On January 20th, a bill (HB 2428) to establish Charter Schools was heard in the Washington State House Education Committee. While waiting for the ice and snow to melt, I decided to watch the hearing on HB 2428 introduced by Representatives Eric Pettigrew (D-37th) and Glenn Anderson (R-5th).
Each time charter schools become an issue, I check my internal barometer to see how I feel about the issue. My children have graduated from Seattle Public Schools and have gone on to pursue undergraduate and graduate degrees. I have pretty much pulled away from public life since my last child left for college and the school board I helped elect was ousted by powerful private interests.

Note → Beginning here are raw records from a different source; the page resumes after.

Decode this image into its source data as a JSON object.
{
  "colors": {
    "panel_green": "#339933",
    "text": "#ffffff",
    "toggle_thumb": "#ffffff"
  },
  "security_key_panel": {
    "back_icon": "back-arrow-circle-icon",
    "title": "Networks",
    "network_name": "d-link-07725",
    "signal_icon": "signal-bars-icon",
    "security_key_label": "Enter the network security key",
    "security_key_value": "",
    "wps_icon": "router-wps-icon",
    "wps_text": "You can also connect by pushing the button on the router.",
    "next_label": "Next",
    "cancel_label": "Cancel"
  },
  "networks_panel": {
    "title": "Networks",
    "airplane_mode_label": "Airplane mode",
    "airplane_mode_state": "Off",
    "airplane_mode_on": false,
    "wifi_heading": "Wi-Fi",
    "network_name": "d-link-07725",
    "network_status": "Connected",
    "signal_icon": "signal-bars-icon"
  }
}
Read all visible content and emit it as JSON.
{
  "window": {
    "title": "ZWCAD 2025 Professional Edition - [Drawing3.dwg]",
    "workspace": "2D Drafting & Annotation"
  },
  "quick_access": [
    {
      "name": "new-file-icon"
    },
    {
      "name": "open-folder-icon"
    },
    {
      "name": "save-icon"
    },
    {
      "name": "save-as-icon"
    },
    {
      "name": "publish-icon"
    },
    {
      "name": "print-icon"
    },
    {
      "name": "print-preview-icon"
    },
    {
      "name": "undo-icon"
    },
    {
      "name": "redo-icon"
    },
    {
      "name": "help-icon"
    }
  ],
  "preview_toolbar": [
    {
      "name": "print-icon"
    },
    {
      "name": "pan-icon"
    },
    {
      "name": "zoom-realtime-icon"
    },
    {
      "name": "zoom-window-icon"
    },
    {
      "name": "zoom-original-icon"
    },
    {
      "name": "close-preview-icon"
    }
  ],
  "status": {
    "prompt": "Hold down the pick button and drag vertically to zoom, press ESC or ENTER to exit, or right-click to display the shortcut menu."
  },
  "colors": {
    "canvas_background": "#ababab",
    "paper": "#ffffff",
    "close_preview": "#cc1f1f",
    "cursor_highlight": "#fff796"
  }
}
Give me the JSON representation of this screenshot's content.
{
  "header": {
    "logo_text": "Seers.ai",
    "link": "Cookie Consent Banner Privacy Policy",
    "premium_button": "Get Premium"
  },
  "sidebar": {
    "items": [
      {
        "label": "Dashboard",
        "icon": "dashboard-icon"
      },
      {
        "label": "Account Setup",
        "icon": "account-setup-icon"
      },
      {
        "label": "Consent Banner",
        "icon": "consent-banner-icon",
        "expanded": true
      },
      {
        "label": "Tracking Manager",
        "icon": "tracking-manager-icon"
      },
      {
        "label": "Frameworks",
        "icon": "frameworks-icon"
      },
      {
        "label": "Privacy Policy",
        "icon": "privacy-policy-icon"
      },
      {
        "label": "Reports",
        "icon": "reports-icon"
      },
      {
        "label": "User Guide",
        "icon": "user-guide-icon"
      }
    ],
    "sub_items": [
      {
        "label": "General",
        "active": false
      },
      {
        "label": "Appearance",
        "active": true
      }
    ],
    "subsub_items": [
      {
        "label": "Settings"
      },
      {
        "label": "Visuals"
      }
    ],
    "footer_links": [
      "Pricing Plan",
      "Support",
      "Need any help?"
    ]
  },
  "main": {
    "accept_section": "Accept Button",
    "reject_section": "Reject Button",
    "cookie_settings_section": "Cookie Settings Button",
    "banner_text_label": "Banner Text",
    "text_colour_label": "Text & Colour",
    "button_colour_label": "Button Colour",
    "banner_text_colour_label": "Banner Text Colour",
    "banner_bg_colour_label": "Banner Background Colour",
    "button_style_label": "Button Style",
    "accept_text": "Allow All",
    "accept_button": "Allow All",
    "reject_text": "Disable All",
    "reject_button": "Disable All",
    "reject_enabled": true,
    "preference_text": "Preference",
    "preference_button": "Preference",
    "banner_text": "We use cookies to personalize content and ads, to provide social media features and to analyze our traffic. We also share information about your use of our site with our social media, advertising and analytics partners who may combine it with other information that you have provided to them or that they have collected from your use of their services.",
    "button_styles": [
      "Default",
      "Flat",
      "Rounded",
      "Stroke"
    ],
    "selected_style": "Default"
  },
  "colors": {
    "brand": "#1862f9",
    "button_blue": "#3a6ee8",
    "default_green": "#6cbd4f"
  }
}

The 20 years I spent organizing with and advocating for disadvantaged parents in Seattle’s schools seemed like it yielded very few results. Even my volunteerism in the highly impacted schools my children attended had marginal but unsustainable results.
In the Rainier Beach neighborhood where I have lived in for 22 years, I see the results of our schools’ failure almost daily.
One would think after dealing with such an intractable bureaucracy I would be at the front of the parade banging the drums for charter schools.
However, I can’t.
I can’t support a system that siphons resources from our terribly underfunded public schools to benefit a select few. The 295 school districts in our state serve a little more than 1 million students. After 5 years of charter school implementation, the proposed legislation would only serve approximately 100,000 students.
I can’t support the efforts of our legislators who are willing to challenge the powerful “special interests” like unions and the majority of voters to create charter schools, but lack the political will to raise the revenue from corporations to fully fund ALL of our public schools.
I can’t support legislation that allow for-profit organizations called “learning management organizations” to use public resources to run private schools.
I can’t support using disadvantaged and children of color as the reasons for creating charter schools when, in truth, top performing charter schools only serve 38% of the high needs population.
Finally, I can’t support legislation that is drafted by ALEC (American Legislative Exchange Council) — the right wing organization founded by the Koch brothers. HB 2428 is almost, verbatim, ALEC’s education policy.
Charter schools have a 20 year track record. Some charters outperform public schools but most don’t. If charter schools are Superman, then Superman has left the building leaving MOST of the children who need to be saved behind — taking more of their resources with him.
Our legislators know what works — the best practices for quality education have been well documented. If the sponsors of HB 2428 were serious about improving education for disadvantaged children they would invest in what works for all of our schools.
To repeat what Rep. Pettigrew said at the hearing “our children can’t wait.” We need fully funded public schools that serve ALL of our children – not the “flavor of the month” that only serves a few.
HB 2428 Bill Summary
Going Exponential: Growing the Charter Schools Sectors Best
ALEC Education Policy
More About ALEC